After coring the best bits out of a loaf of bread destined for nothing (since my husband purchased a fresher loaf of preferred pan this afternoon) with a properly sized wine-glass rim, I brushed each disk with melted butter, and layered them with some of my sprinkled cheese into 4 cups of a buttered muffin tin, and then I stuck them in my oven along with my pasta nests to brown.  I consider these my sub-urb Wonderbread biscuits: quick, easy, and yummy, leaving fodder for croûtons (or compost).  I also threw together a quick salad of baby greens, sliced onion, strips of roasted red peppers, black olives, EVOO, and salt and pepper.  Not that dinner needed these accoutrement — my simmering, saucy noodle nests of runny yolk baked eggs, bacon cream, and spinach fettuccine, studded with snappy scallions and sheets of nutty Parmigiano-Reggiano was a perfect packaged dinner all inandof itself.  I broke my yolk, swirled my spinach tendons, and watched as the yellow bathed each bite in its greasy, glistening goodness.  Good, glistening, gratifying bites as warm to the last as was the first, still baking inside its porcelain prison.  The fresh, cheeky salad balances the richness of the carbonara (and what is pasta carbonara than breakfast pasta: it’s just bacon and eggs, yo), and the buttery bread biscuit is surprisingly ethereal, just the right lightness to complete the experience.  After a few failures this weekend, this simple dish reminds me that I still got it – and wish, that you, dear reader, can get some of this, too.  Hooah!

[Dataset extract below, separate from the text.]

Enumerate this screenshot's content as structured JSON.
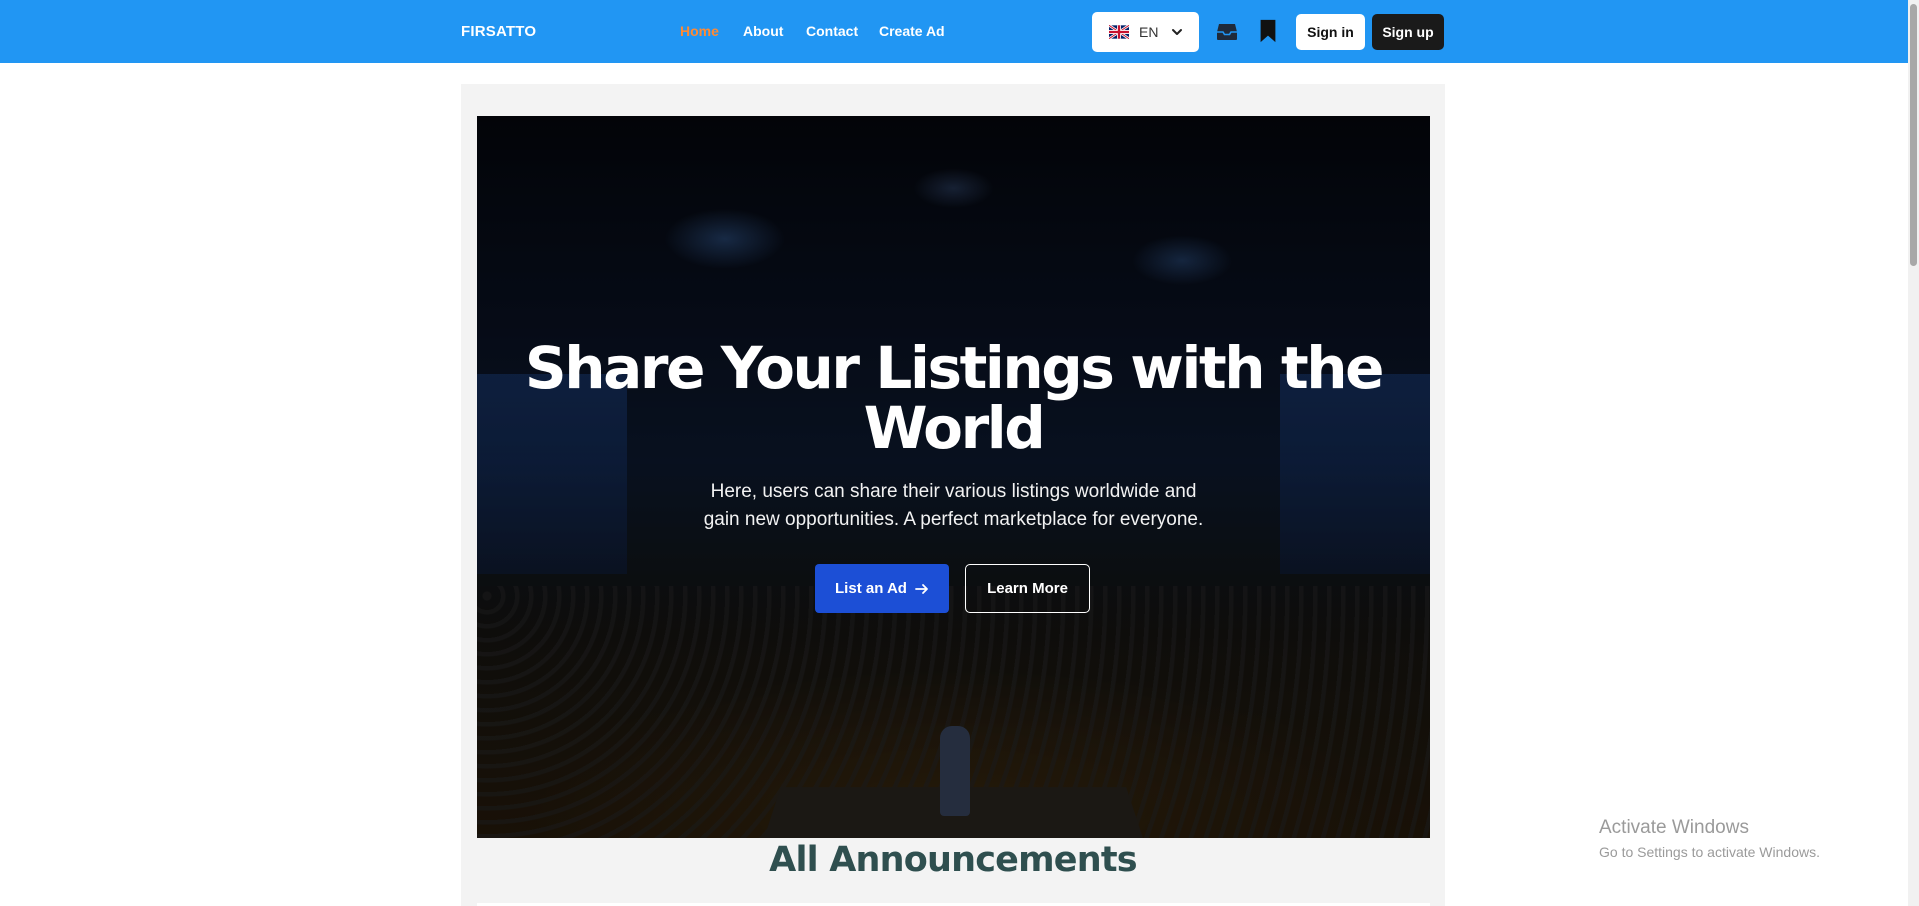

Baked Eggs and Bacon Cream in Spinach Fettuccine Nests

Baked Eggs and Bacon Cream in Spinach Fettuccine Nests